EXERCISE GOAL = Please count the lines in the data below that hold the word "JSON", and give only the number.

(Stored records)
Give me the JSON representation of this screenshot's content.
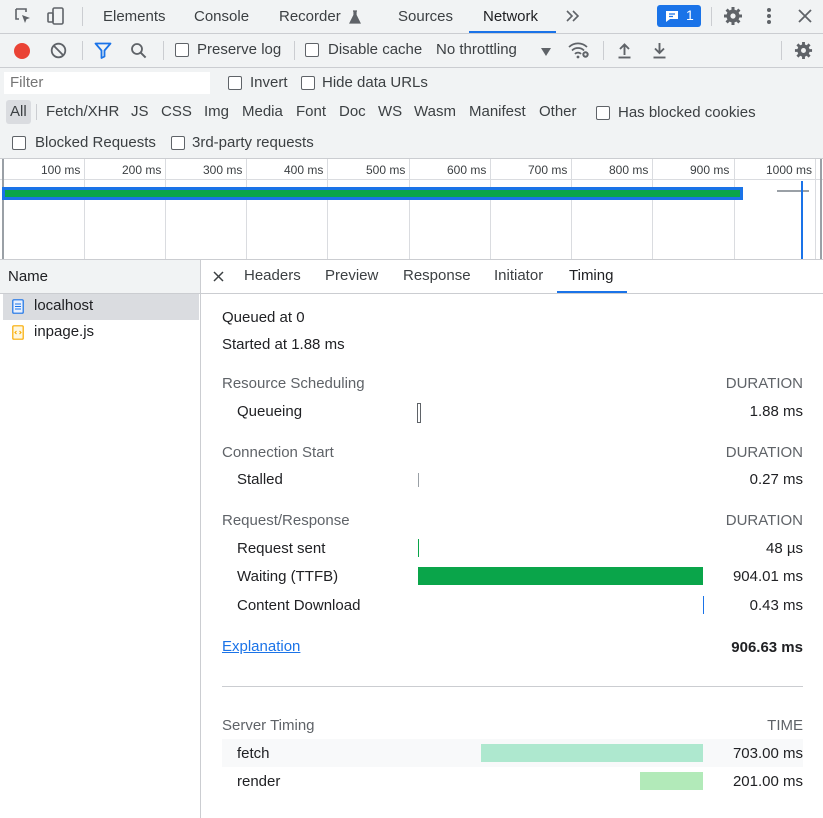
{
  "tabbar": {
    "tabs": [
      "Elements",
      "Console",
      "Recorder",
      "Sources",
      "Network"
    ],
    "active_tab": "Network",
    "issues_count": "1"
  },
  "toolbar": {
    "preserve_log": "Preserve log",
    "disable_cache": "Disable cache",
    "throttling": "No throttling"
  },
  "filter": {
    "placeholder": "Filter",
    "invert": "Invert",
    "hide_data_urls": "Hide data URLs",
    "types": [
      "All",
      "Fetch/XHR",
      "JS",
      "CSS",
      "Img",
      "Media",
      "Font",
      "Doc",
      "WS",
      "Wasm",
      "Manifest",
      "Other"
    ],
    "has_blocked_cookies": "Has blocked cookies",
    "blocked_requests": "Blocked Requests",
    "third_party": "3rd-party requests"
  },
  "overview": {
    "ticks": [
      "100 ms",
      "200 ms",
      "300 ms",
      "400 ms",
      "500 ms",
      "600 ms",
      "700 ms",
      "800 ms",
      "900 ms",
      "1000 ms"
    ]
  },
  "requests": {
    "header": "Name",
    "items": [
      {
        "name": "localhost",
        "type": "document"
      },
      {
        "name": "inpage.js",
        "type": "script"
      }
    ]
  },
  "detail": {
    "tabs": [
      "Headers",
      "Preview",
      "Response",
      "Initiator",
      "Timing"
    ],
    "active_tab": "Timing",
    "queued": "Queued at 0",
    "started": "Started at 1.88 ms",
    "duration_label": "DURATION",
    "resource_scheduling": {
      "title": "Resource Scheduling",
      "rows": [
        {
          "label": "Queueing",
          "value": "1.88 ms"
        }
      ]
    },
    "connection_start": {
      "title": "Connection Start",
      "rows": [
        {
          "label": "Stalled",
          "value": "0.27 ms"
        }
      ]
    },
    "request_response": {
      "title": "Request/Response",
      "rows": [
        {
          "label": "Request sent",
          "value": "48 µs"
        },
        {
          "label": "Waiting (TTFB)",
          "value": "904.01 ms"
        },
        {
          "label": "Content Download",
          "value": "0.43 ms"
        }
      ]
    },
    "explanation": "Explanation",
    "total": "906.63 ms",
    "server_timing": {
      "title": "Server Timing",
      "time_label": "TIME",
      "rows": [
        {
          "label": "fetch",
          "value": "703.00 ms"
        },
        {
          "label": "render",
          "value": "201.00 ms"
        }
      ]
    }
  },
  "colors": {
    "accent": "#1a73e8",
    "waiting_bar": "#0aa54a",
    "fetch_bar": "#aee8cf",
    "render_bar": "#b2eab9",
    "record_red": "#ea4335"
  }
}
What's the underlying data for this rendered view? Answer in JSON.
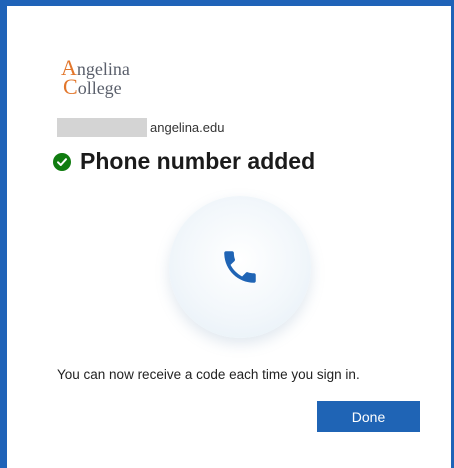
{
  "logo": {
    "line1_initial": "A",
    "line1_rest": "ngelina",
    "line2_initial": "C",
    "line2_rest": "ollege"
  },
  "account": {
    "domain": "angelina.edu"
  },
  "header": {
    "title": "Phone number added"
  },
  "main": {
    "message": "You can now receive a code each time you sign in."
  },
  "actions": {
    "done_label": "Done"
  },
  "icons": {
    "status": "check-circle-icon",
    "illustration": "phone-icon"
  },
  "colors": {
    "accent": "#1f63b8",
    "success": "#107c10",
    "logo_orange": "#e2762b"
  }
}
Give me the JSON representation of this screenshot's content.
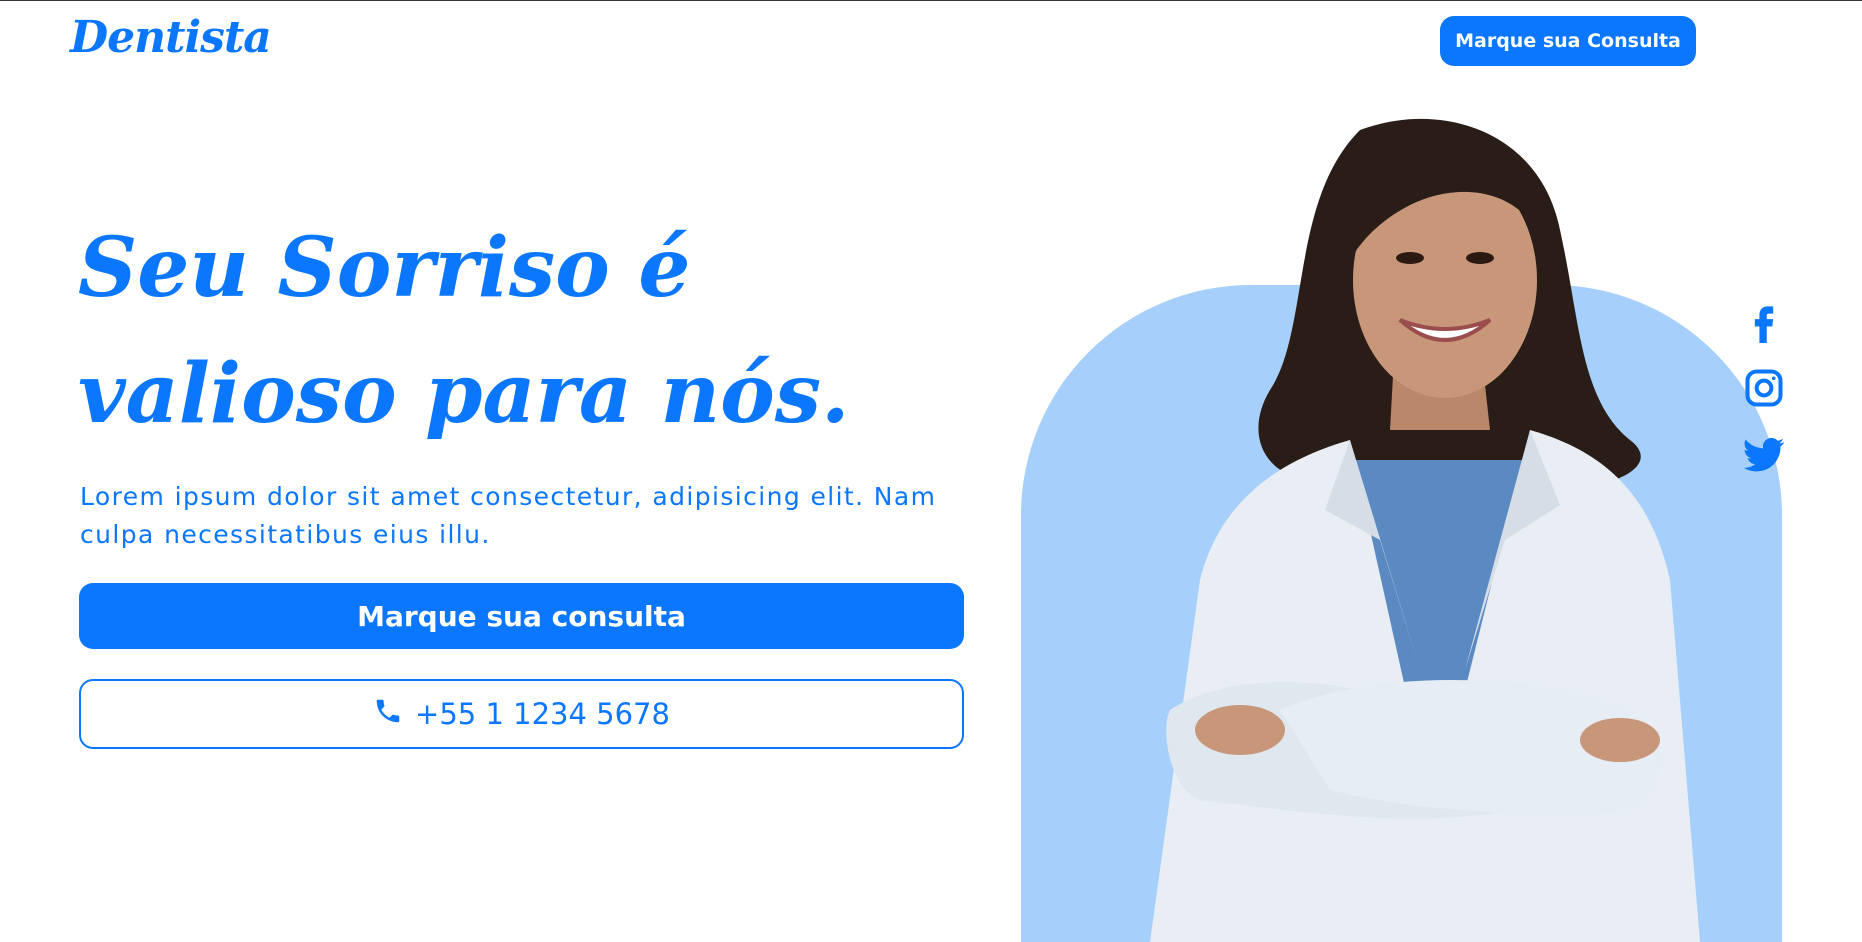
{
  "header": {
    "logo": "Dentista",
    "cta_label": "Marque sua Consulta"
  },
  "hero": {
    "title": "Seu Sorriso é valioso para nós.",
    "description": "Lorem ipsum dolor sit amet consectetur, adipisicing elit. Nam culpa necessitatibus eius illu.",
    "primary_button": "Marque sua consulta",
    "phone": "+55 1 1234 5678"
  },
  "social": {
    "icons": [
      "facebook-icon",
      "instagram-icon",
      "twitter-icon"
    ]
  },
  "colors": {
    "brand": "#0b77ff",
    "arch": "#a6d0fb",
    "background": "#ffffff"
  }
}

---

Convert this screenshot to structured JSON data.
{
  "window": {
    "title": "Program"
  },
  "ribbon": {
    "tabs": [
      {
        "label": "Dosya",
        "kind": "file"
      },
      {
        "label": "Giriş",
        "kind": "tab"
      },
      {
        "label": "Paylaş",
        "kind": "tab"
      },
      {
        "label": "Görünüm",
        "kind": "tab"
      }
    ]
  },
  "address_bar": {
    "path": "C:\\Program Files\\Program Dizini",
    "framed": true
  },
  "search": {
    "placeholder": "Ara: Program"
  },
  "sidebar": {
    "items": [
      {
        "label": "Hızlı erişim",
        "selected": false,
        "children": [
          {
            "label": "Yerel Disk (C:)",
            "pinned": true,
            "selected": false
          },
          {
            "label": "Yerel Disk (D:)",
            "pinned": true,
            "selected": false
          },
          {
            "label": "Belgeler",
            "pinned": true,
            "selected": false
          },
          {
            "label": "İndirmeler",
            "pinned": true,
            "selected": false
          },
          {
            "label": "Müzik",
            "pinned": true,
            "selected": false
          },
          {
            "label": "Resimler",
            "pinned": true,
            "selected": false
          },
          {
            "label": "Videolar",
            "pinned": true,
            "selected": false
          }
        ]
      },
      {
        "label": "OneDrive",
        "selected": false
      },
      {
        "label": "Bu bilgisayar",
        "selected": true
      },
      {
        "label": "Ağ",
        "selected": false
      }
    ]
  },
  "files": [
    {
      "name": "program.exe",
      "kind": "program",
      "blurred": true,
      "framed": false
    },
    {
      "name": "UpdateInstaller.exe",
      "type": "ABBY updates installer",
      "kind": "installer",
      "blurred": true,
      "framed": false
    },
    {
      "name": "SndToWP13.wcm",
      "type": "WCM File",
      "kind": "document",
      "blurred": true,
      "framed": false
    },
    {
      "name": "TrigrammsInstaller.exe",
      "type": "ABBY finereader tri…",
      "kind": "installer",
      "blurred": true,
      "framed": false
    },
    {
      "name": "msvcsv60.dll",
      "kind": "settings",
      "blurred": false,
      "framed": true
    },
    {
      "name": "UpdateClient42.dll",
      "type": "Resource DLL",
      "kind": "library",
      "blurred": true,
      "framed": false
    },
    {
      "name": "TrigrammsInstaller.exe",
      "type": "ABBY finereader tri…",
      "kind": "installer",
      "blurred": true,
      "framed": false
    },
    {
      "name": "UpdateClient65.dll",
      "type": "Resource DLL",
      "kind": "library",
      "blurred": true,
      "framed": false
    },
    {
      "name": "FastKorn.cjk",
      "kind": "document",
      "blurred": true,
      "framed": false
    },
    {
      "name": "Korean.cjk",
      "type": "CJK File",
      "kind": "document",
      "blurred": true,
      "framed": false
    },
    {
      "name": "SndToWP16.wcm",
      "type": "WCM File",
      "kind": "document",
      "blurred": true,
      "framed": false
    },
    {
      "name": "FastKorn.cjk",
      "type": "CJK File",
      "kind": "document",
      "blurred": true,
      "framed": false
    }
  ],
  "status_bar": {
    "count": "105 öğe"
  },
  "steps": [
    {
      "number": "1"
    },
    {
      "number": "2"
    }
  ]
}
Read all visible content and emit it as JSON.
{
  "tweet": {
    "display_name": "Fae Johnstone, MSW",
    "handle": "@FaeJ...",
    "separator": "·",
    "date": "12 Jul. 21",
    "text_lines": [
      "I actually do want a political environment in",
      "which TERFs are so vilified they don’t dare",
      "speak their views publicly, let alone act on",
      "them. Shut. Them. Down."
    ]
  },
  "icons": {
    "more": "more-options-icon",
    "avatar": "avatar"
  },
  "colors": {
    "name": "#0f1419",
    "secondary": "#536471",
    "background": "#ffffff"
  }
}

EXERCISE ANSWER = 5